The client concluded from this data that the safety culture had to be improved at its core from one that is controlled by management to one that is owned by everyone.
The audit results enabled the company to justify its request for funding the capital improvements they were seeking--their original goal. More important for the company, however, the study also elevated the significance of improving their safety culture. Members of the management team quickly responded to extinguish "near misses" and educate their workforce on safe working behaviors. Policy changes were promptly updated to enhance the vision of their safety program. The company should be commended for its positive response and "let's fix it" mentality.
Implications for Management and Staff
There is no denying that American industry has taken major strides toward improving workers' safety and continues to do so. Consider these commonplace aspects of a safety culture:
- Required training programs to heighten awareness of safety risks and educate employees on safe work practices
- Documented safe operating procedures
- Internal safety representatives and supervisors monitor behaviors and provide feedback
- Suggestion systems to improve safety
- Track safety performance with key high-visibility metrics
Despite all of these actions designed to prevent injury, accidents still happen. In some cases, the system may fail to anticipate a situation, so a safety gap exists. Structural gaps of this kind must be closed through appropriate corrective actions (e.g., new technology, new procedures, new training) that will make the safety system even more reliable in preventing accidents. When accidents occur because individuals knowingly expose themselves and others to unnecessary risks, the remedy must reside outside the safety system in the human resource processes that deal with ensuring adherence to work behavior standards. After a company has done all it can reasonably do to create a safe working environment, the employee must assume personal responsibility for complying with all safe operating practices. Consequences for willful non-compliance must be real.
Workplace safety improvement begins with knowing what workers are actually doing. Which behaviors are compliant with existing safety standards and which behaviors pose potential hazards? An independent safety audit can play a beneficial role in assessing workplace safety and thereby help a company take its safety culture another step higher. An independent audit offers the following benefits:
- Provides fresh perspective by trained, neutral observer
- Spans all working hours for comprehensive evaluation
- Pinpoints specific aspects of safety system to improve
- Reinforces the company's safety commitment to the workforce
Many seemingly healthy people visit their doctor for an annual physical examination to detect early warning signs.
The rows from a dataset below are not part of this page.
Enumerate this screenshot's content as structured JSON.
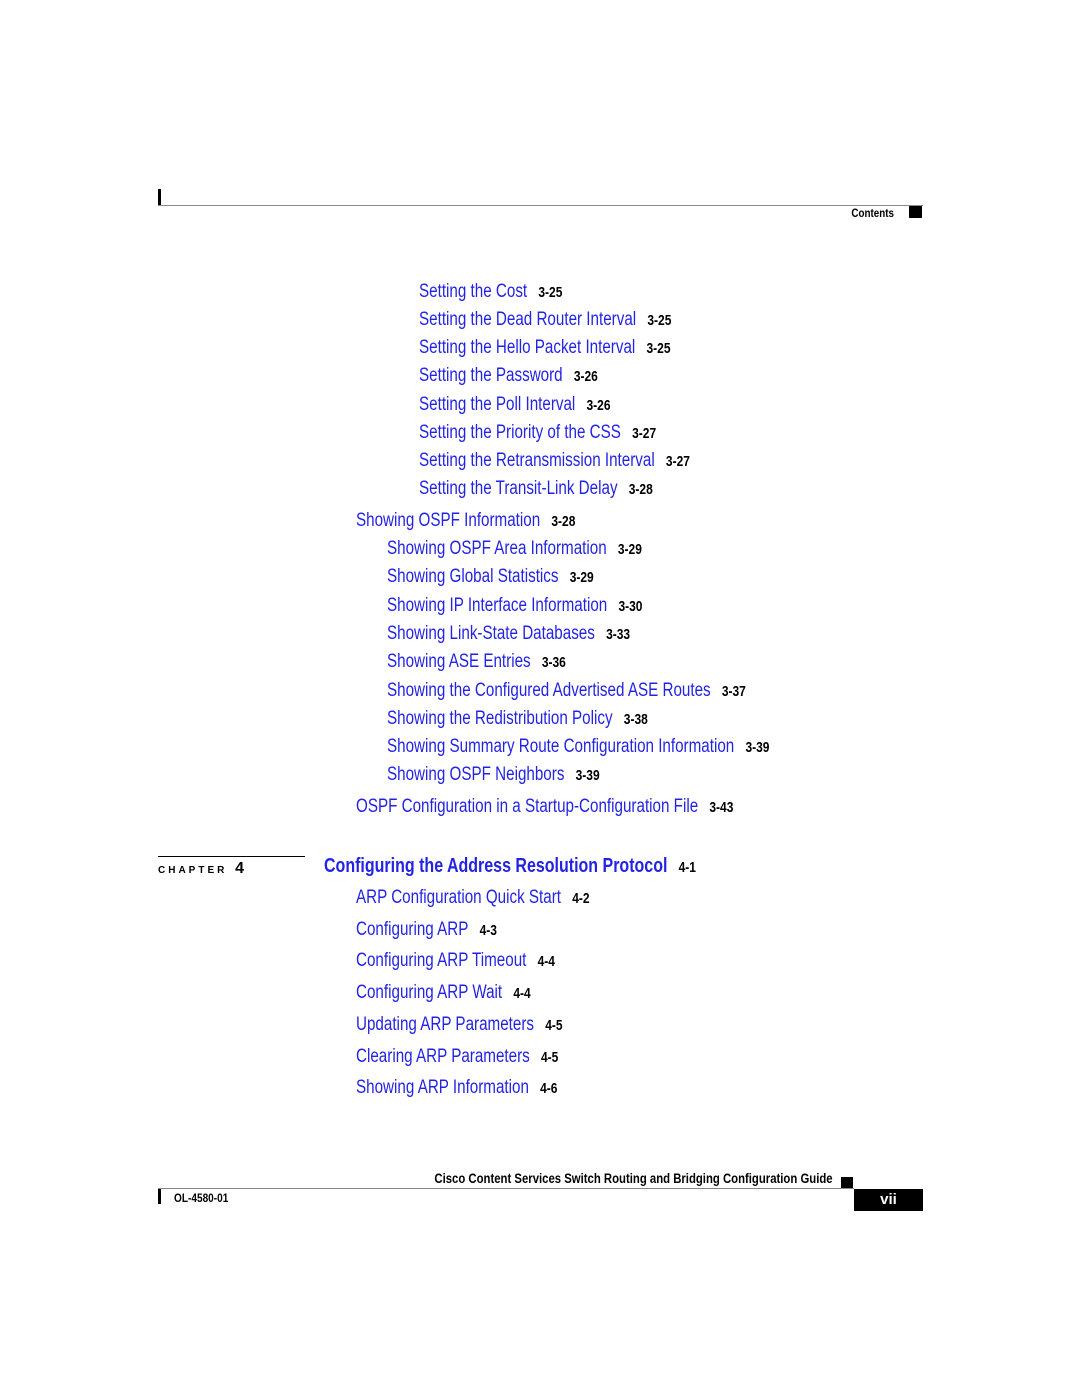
{
  "header": {
    "section_label": "Contents"
  },
  "toc": {
    "pre_entries": [
      {
        "title": "Setting the Cost",
        "page": "3-25",
        "level": 3
      },
      {
        "title": "Setting the Dead Router Interval",
        "page": "3-25",
        "level": 3
      },
      {
        "title": "Setting the Hello Packet Interval",
        "page": "3-25",
        "level": 3
      },
      {
        "title": "Setting the Password",
        "page": "3-26",
        "level": 3
      },
      {
        "title": "Setting the Poll Interval",
        "page": "3-26",
        "level": 3
      },
      {
        "title": "Setting the Priority of the CSS",
        "page": "3-27",
        "level": 3
      },
      {
        "title": "Setting the Retransmission Interval",
        "page": "3-27",
        "level": 3
      },
      {
        "title": "Setting the Transit-Link Delay",
        "page": "3-28",
        "level": 3
      },
      {
        "title": "Showing OSPF Information",
        "page": "3-28",
        "level": 1
      },
      {
        "title": "Showing OSPF Area Information",
        "page": "3-29",
        "level": 2
      },
      {
        "title": "Showing Global Statistics",
        "page": "3-29",
        "level": 2
      },
      {
        "title": "Showing IP Interface Information",
        "page": "3-30",
        "level": 2
      },
      {
        "title": "Showing Link-State Databases",
        "page": "3-33",
        "level": 2
      },
      {
        "title": "Showing ASE Entries",
        "page": "3-36",
        "level": 2
      },
      {
        "title": "Showing the Configured Advertised ASE Routes",
        "page": "3-37",
        "level": 2
      },
      {
        "title": "Showing the Redistribution Policy",
        "page": "3-38",
        "level": 2
      },
      {
        "title": "Showing Summary Route Configuration Information",
        "page": "3-39",
        "level": 2
      },
      {
        "title": "Showing OSPF Neighbors",
        "page": "3-39",
        "level": 2
      },
      {
        "title": "OSPF Configuration in a Startup-Configuration File",
        "page": "3-43",
        "level": 1
      }
    ],
    "chapter": {
      "label": "CHAPTER",
      "number": "4",
      "title": "Configuring the Address Resolution Protocol",
      "page": "4-1"
    },
    "chapter_entries": [
      {
        "title": "ARP Configuration Quick Start",
        "page": "4-2",
        "level": 1
      },
      {
        "title": "Configuring ARP",
        "page": "4-3",
        "level": 1
      },
      {
        "title": "Configuring ARP Timeout",
        "page": "4-4",
        "level": 1
      },
      {
        "title": "Configuring ARP Wait",
        "page": "4-4",
        "level": 1
      },
      {
        "title": "Updating ARP Parameters",
        "page": "4-5",
        "level": 1
      },
      {
        "title": "Clearing ARP Parameters",
        "page": "4-5",
        "level": 1
      },
      {
        "title": "Showing ARP Information",
        "page": "4-6",
        "level": 1
      }
    ]
  },
  "footer": {
    "book_title": "Cisco Content Services Switch Routing and Bridging Configuration Guide",
    "doc_number": "OL-4580-01",
    "page_number": "vii"
  }
}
In addition to checking heart rate, blood pressure, and running tests on blood samples, the doctor asks about behaviors that pose a risk to your health. If there is a problem, the patient wants to know early because it is almost always easier to overcome problems when they are small.
The same philosophy can apply to a company's safety culture. A routine safety audit by an independent auditor may reveal that all systems are working as they should. That is what we hope to find. On the other hand, what if disturbing clues are detected? Recognizing the presence of a potential problem is the first step in resolving it. The time to address such concerns is ASAP because it is much better to be safe than sorry.
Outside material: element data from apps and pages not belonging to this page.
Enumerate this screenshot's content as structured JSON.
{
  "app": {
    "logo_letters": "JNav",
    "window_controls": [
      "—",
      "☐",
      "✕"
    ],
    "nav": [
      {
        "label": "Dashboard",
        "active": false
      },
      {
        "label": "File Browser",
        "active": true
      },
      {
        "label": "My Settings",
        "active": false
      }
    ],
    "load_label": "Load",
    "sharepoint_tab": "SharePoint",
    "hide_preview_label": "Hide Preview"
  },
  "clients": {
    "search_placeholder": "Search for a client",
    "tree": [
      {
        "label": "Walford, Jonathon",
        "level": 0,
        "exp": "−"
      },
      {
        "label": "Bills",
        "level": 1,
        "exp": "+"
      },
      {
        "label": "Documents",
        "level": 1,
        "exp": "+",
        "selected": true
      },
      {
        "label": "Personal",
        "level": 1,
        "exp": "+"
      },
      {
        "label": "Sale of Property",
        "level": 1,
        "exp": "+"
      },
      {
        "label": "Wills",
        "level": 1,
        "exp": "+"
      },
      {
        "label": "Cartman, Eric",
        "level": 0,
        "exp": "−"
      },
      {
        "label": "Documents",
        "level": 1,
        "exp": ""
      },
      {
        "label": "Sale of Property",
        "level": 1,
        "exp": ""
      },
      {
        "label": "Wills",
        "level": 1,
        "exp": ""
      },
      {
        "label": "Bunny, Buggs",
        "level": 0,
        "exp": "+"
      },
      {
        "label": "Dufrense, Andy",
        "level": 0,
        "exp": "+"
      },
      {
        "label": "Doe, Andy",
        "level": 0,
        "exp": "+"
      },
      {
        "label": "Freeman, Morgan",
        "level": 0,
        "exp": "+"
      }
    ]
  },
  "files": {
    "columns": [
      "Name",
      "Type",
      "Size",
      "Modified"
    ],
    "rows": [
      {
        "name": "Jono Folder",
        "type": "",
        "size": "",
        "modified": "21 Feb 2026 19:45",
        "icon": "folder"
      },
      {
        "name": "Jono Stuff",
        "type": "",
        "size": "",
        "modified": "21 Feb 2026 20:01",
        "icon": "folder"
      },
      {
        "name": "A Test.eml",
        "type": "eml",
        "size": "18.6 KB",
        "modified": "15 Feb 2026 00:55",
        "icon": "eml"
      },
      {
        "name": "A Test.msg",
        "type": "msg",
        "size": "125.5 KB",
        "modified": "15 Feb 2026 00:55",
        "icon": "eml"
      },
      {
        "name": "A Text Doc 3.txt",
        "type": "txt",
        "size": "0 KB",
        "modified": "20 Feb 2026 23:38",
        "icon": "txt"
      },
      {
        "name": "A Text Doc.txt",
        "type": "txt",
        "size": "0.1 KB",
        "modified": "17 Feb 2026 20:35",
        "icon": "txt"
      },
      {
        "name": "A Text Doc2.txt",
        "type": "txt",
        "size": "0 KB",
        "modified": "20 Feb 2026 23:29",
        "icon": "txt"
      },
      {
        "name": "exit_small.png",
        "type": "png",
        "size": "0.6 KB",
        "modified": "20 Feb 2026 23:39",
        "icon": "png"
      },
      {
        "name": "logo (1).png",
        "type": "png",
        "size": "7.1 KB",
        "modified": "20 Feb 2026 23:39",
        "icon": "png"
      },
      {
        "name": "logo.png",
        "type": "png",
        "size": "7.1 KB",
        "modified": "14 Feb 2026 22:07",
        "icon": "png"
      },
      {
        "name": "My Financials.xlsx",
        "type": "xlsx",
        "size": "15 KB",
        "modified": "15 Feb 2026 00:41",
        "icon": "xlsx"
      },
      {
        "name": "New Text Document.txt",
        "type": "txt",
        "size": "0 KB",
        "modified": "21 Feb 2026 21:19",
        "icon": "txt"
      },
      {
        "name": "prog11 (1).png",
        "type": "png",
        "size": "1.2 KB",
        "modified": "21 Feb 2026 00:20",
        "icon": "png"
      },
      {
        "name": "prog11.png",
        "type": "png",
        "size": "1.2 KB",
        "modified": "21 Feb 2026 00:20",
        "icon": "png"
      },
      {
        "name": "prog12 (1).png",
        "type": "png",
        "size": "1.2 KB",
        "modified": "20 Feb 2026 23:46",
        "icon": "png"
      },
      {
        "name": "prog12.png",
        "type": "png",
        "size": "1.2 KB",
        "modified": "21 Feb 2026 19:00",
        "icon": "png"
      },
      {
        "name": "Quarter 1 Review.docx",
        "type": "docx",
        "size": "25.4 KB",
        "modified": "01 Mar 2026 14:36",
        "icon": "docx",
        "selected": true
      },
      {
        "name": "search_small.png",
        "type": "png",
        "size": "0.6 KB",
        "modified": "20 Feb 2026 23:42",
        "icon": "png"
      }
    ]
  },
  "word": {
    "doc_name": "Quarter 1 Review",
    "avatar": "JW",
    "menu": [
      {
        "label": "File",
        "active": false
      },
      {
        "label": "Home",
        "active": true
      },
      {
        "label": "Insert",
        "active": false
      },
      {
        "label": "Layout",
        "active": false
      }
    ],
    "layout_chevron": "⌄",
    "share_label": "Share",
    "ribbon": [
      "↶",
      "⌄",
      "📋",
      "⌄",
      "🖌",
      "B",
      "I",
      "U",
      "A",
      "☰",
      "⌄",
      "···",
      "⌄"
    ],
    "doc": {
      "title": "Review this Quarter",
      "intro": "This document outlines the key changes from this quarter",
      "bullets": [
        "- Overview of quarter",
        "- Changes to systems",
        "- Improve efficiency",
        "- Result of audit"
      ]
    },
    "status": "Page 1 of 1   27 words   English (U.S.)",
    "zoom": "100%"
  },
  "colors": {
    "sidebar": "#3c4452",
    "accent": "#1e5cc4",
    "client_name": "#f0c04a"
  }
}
This article originally appeared in the July 2012 issue of Occupational Health & Safety.